14 Sources
Verywell Health uses only high-quality sources, including peer-reviewed studies, to support the facts within our articles. Read our editorial process to learn more about how we fact-check and keep our content accurate, reliable, and trustworthy.
  1. Maloni H, Hillman L. Multidisciplinary management of a patient With multiple sclerosis: part 2. Nurses' perspectiveFed Pract. 2015;32(Suppl 3):17S-19S.

  2. American Nurses Association. The nursing process.

  3. Burt J, Rick J, Blakeman T, Protheroe J, Roland M, Bower P. Care plans and care planning in long-term conditions: a conceptual modelPrim Health Care Res Dev. 2014;15(4):342-354. doi:10.1017/S1463423613000327

  4. Imhof L, Suter-Riederer S, Kesselring J. Effects of mobility-enhancing nursing intervention in patients with MS and stroke: randomised controlled trialInt Sch Res Notices. 2015;2015:785497. doi:10.1155/2015/785497

  5. Tur C. Fatigue management in multiple sclerosisCurr Treat Options Neurol. 2016;18(6):26. doi:10.1007/s11940-016-0411-8

  6. National Institute of Neurological Disorders and Stroke. Multiple sclerosis: hope through research.

  7. Chipu M, Downing C. Professional nurses' facilitation of self-care in intensive care units: A concept analysisInt J Nurs Sci. 2020;7(4):446-452. doi:10.1016/j.ijnss.2020.08.002

  8. Dehghani A PhD, Dehghan Nayeri N PhD, Ebadi A PhD. Antecedents of coping with the disease in patients with multiple sclerosis: a qualitative content analysisInt J Community Based Nurs Midwifery. 2017;5(1):49-60.

  9. Tehranineshat B, Yektatalab S, Momennasab M, Bijani M, Mohammadi F. The experiences of multiple sclerosis patients' family caregivers at the first hospitalization of their patients: a qualitative studyPatient Prefer Adherence. 2020;14:1159-1172. doi:10.2147/PPA.S257746

  10. Tornic J, Panicker JN. The management of lower urinary tract dysfunction in multiple sclerosisCurr Neurol Neurosci Rep. 2018;18(8):54. doi:10.1007/s11910-018-0857-z

  11. International Organization of MS Nurses Website: New York City Coalition of Multiple Sclerosis Nurses.
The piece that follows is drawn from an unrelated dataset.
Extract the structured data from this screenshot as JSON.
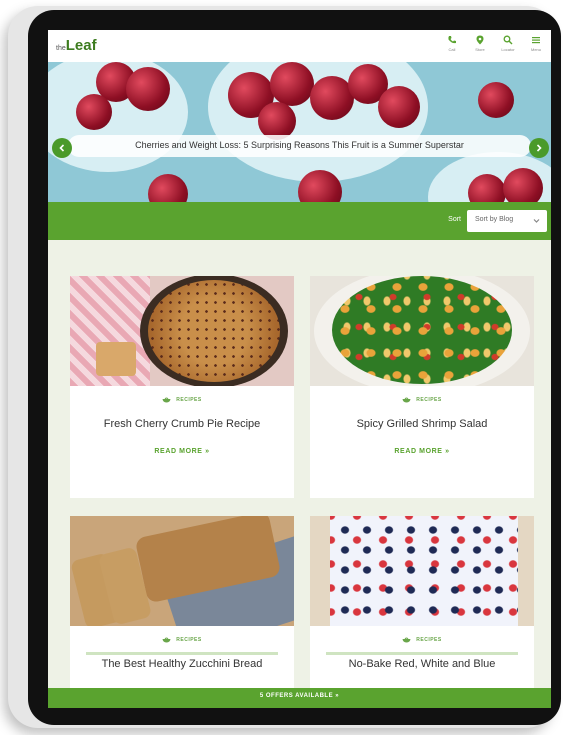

The dynamic multiple sclerosis nurse: challenges, expanding role and future directions

  12. Maguire R, Maguire P. Caregiver burden in multiple sclerosis: recent trends and future directionsCurr Neurol Neurosci Rep. 2020;20(7):18. doi:10.1007/s11910-020-01043-5

  13. Lakin L, Davis BE, Binns CC, Currie KM, Rensel MR. Comprehensive approach to management of multiple sclerosis: addressing invisible symptoms-a narrative reviewNeurol Ther. 2021;10(1):75-98. doi:10.1007/s40120-021-00239-2

  14. Lunde HMB, Assmus J, Myhr KM, Bø L, Grytten N. Survival and cause of death in multiple sclerosis: a 60-year longitudinal population studyJ Neurol Neurosurg Psychiatry. 2017;88(8):621-625. doi:10.1136/jnnp-2016-315238